Eric Carmen's "Make Me Lose Control" is weird on many, many levels, including being inexplicably stuck in my head.

Standing in McDonald's yesterday morning, waiting to order, a song came on the sound system that I couldn't immediately identify but oddly knew by heart.

I started singing along and was shocked to discover I knew every single word.  

The song was Eric Carmen's "Make Me Lose Control." It was originally released in 1975 and then re-released following the success of Carmen's "Hungry Eyes" on the Dirty Dancing soundtrack. Apparently the song rose to #3 on the billboard charts that year, but I honestly have no recollection of ever hearing this song, and yet I know every word of it.

It's crazy.

I was never an Eric Carmen fan.
I never owned an Eric Carmen album.
It probably hasn't been played on the radio since 1990. 

Isn't that strange... knowing stuff so completing that you didn't know you knew?

A similar thing happened to me a couple years ago when I discovered that I also knew Richard Marx's "Should've Known Better" on a drive with Elysha to New York. Had you asked me if I knew the song before it came on the radio, I would've said no, but there it was, trapped in my brain.

Every damn word. 

Realizing that I knew the song caused me to watch the video, of course, which turned out to be interesting, too. 

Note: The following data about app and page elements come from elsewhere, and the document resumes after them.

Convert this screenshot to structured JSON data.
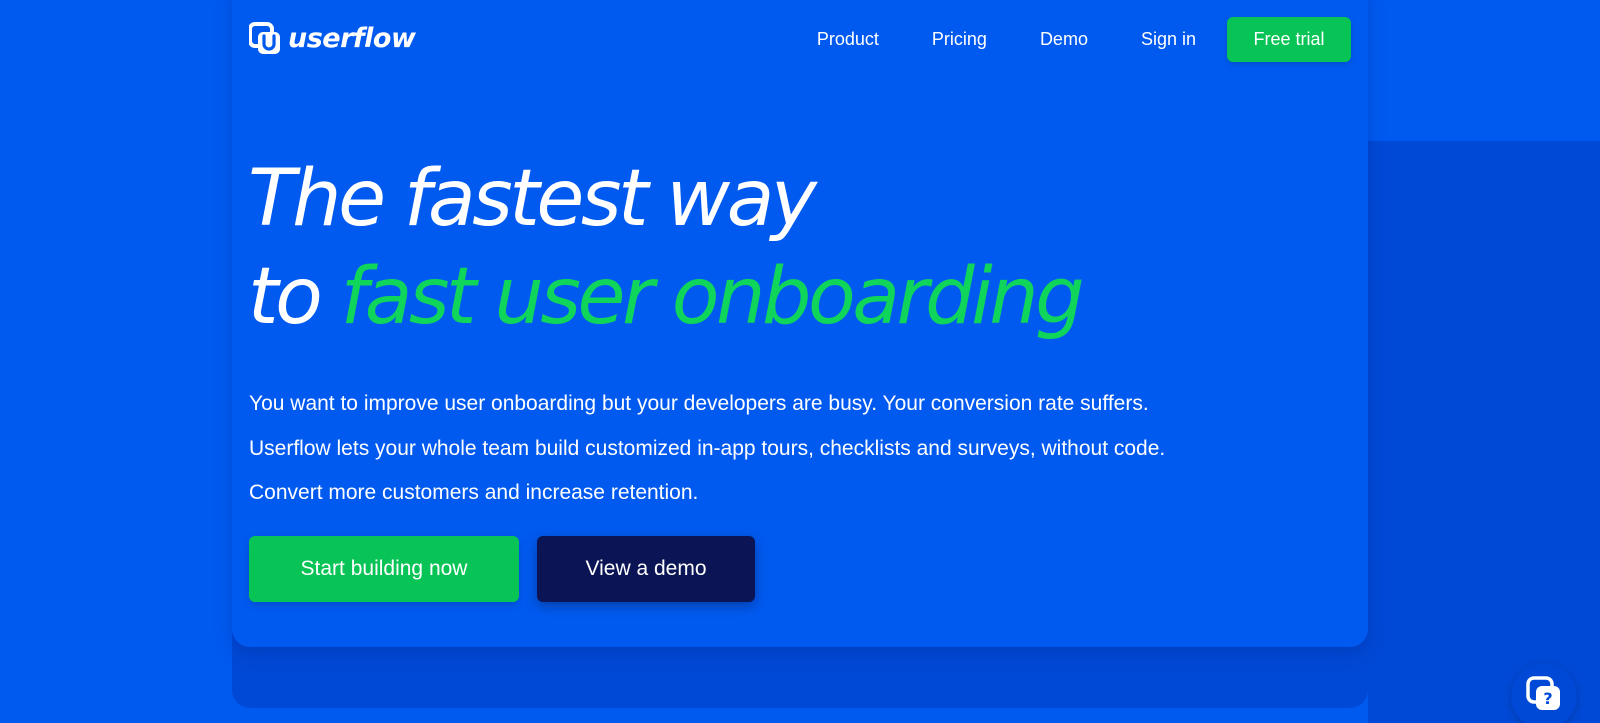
{
  "header": {
    "logo_text": "userflow",
    "logo_icon": "userflow-logo-icon",
    "nav": [
      {
        "label": "Product"
      },
      {
        "label": "Pricing"
      },
      {
        "label": "Demo"
      },
      {
        "label": "Sign in"
      }
    ],
    "cta_label": "Free trial"
  },
  "hero": {
    "headline_line1": "The fastest way",
    "headline_line2_prefix": "to ",
    "headline_line2_highlight": "fast user onboarding",
    "paragraphs": [
      "You want to improve user onboarding but your developers are busy. Your conversion rate suffers.",
      "Userflow lets your whole team build customized in-app tours, checklists and surveys, without code.",
      "Convert more customers and increase retention."
    ],
    "primary_cta": "Start building now",
    "secondary_cta": "View a demo"
  },
  "help_widget": {
    "icon": "help-chat-icon"
  },
  "colors": {
    "background": "#005af0",
    "accent_green": "#0fd55a",
    "button_green": "#08c355",
    "dark_navy": "#0b1555",
    "panel_shade": "#0049d6"
  }
}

The video opens on a beach with a woman listening to the radio. We hear a radio disc jockey and Eric Carmen listening to the end of "Hungry Eyes" and talking about the song as the scene shifts from the beach to the actual radio station. The DJ plays "Make Me Lose Control." Carmen and the DJ shake hands, and Carmen leaves.

Then the scene shifts again. Now Carmen is now driving in a car in the 1950's, recreating a famous scene from American Graffiti when Richard Dreyfuss sees a beautiful woman in a T-Bird who mouths the words, "I love you" but they never meet.

This is odd because Carmen is singing about how much he loves Jennifer, the girl presumably sitting beside him in the car. In order to mitigate this problem, the director puts three people in the car. Carmen (who oddly isn't driving) alongside a woman and a man. Perhaps we're supposed to believe the mystery woman in the T-Bird is Jennifer, but he never meets this woman but sings about Jennifer as if they've been in love for a long time.

It makes no damn sense. 

Carmen is also wearing the same clothing in the 1950's version of himself as he's wearing in the 1980's.

Also makes no damn sense.  

Now for the serious question:

Near the end of the video, we oddly flashback to the radio station for a moment, where the DJ is now throwing darts at the photo of a man on a wall.

Who is this person? Why is he throwing darts at his face? What the hell is going on here? Please tell me. 

The video then shifts back to the 1950's before once again returning to the radio station, where the DJ closes the song with classic DJ speak,  and we then return to the beach, where we hear the final bars of the song as the girl picks up her radio and heads off into the sun. 

That is a lot for a music video. That's meta before meta was a thing. 

Listening to a song being performed by its musician in the 1980's who then introduces his next song so he can go back to the 1950's to pretend to be someone else from a movie in the 1970's about the 1950's before returning to the radio station in the 1980's (absent the musician now) and finally the beach. 


Someone thought all of that would make for an excellent music video.